▶ [Exercise] Look through the material below. Copy each line that contains the string "Spin".

▶ [Data section]
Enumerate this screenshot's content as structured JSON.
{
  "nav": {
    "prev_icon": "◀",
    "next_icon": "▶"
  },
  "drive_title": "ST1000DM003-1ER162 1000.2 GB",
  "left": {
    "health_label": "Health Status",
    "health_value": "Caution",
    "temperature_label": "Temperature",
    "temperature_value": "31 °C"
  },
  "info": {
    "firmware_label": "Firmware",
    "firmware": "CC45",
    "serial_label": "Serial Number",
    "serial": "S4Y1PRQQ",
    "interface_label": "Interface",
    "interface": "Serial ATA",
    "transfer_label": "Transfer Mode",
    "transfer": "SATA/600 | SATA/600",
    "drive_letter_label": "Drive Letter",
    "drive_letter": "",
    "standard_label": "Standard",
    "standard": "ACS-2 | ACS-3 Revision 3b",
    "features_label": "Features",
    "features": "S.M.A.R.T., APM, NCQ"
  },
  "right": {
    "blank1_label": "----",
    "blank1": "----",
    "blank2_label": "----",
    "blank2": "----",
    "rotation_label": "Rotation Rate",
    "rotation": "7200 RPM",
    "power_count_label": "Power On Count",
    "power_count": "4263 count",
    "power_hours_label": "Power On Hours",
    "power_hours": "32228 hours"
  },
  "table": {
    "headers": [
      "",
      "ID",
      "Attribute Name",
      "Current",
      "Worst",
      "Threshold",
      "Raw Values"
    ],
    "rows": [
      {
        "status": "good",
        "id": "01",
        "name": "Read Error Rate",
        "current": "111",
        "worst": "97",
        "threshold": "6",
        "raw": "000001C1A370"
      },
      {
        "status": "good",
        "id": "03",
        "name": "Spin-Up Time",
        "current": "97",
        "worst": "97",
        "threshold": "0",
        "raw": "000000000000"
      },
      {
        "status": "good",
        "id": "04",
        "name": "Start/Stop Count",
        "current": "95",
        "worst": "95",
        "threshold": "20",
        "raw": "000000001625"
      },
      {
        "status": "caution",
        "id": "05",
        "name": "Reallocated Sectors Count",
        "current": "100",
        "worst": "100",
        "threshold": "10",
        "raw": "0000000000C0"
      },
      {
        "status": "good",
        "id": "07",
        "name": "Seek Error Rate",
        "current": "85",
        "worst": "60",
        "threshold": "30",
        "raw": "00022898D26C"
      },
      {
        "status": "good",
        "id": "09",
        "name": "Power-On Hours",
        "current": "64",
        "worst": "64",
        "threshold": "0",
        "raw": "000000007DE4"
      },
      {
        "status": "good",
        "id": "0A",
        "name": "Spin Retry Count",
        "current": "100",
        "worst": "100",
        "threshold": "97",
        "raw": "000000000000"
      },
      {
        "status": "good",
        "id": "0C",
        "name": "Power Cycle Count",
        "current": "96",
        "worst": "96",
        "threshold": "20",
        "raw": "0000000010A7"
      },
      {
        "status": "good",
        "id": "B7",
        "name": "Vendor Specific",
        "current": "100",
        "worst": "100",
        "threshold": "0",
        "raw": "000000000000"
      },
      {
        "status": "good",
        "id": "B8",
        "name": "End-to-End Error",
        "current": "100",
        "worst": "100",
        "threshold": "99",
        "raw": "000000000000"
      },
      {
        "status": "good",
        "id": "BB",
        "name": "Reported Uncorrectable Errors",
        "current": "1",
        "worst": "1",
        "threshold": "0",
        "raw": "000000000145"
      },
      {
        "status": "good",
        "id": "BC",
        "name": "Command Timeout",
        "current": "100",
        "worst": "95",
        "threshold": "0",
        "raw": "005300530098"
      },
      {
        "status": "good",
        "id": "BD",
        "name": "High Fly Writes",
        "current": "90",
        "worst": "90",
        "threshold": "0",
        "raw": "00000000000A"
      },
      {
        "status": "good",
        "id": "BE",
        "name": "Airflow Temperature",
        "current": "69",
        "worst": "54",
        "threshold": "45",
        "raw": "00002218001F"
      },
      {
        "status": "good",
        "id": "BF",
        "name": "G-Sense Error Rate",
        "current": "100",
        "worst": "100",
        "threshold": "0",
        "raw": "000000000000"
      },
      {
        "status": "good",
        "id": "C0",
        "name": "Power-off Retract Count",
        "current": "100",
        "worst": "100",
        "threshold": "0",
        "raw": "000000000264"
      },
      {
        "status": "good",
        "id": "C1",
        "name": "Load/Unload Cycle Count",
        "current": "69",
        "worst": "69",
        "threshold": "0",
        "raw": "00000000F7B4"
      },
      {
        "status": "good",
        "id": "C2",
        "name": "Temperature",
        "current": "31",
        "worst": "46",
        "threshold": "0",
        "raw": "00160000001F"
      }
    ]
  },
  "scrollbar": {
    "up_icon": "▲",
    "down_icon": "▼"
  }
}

▶ [Response for this exercise]
        "name": "Spin-Up Time",
        "name": "Spin Retry Count",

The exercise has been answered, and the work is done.